Records excerpted from a collection
━━━━━━━━

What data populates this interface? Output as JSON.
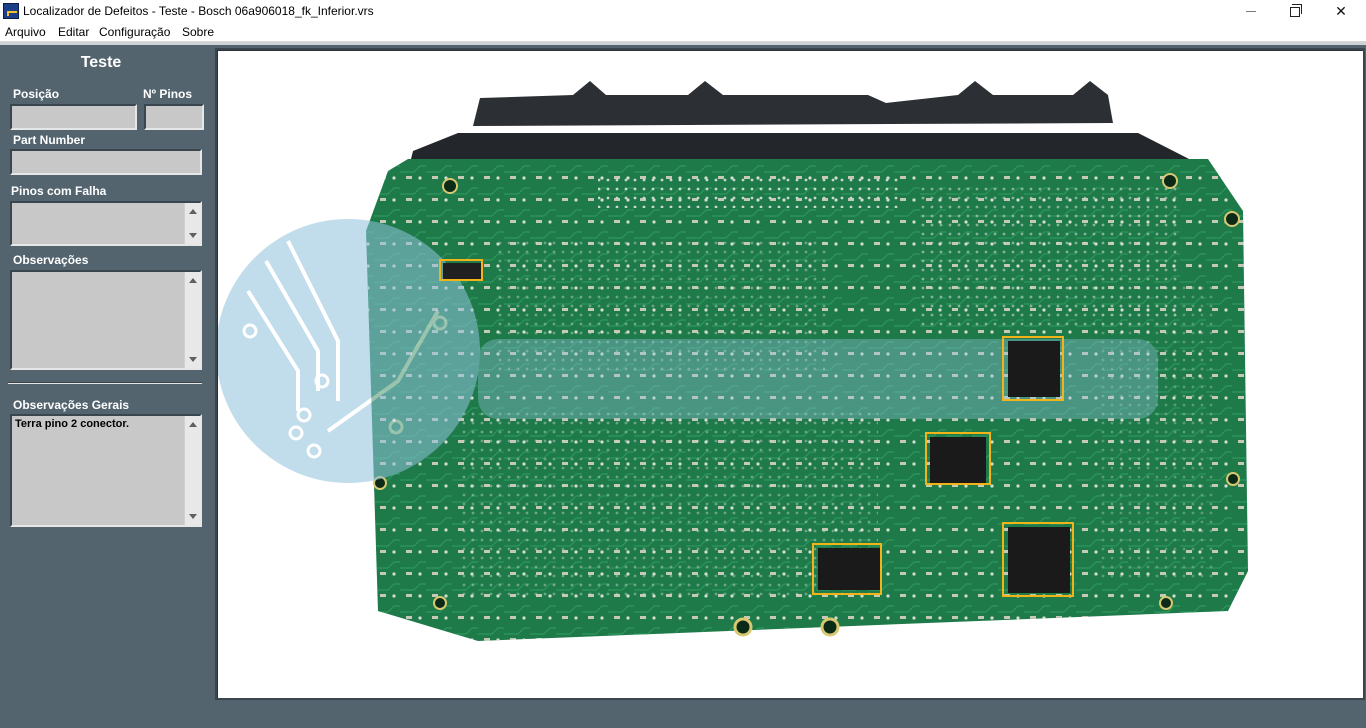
{
  "window": {
    "title": "Localizador de Defeitos - Teste - Bosch 06a906018_fk_Inferior.vrs"
  },
  "menu": {
    "items": [
      "Arquivo",
      "Editar",
      "Configuração",
      "Sobre"
    ]
  },
  "sidebar": {
    "title": "Teste",
    "position_label": "Posição",
    "position_value": "",
    "pins_label": "Nº Pinos",
    "pins_value": "",
    "part_number_label": "Part Number",
    "part_number_value": "",
    "failing_pins_label": "Pinos com Falha",
    "failing_pins_value": "",
    "observations_label": "Observações",
    "observations_value": "",
    "general_observations_label": "Observações Gerais",
    "general_observations_value": "Terra pino 2 conector."
  },
  "board_image": {
    "watermark_icon": "circuit-logo-icon",
    "highlight_color": "#f2b418",
    "board_color": "#1f7a4a"
  }
}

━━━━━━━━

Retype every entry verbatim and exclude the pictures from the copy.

What data populates this interface? Output as JSON.
{
  "window": {
    "title": "Localizador de Defeitos - Teste - Bosch 06a906018_fk_Inferior.vrs"
  },
  "menu": {
    "items": [
      "Arquivo",
      "Editar",
      "Configuração",
      "Sobre"
    ]
  },
  "sidebar": {
    "title": "Teste",
    "position_label": "Posição",
    "position_value": "",
    "pins_label": "Nº Pinos",
    "pins_value": "",
    "part_number_label": "Part Number",
    "part_number_value": "",
    "failing_pins_label": "Pinos com Falha",
    "failing_pins_value": "",
    "observations_label": "Observações",
    "observations_value": "",
    "general_observations_label": "Observações Gerais",
    "general_observations_value": "Terra pino 2 conector."
  },
  "board_image": {
    "watermark_icon": "circuit-logo-icon",
    "highlight_color": "#f2b418",
    "board_color": "#1f7a4a"
  }
}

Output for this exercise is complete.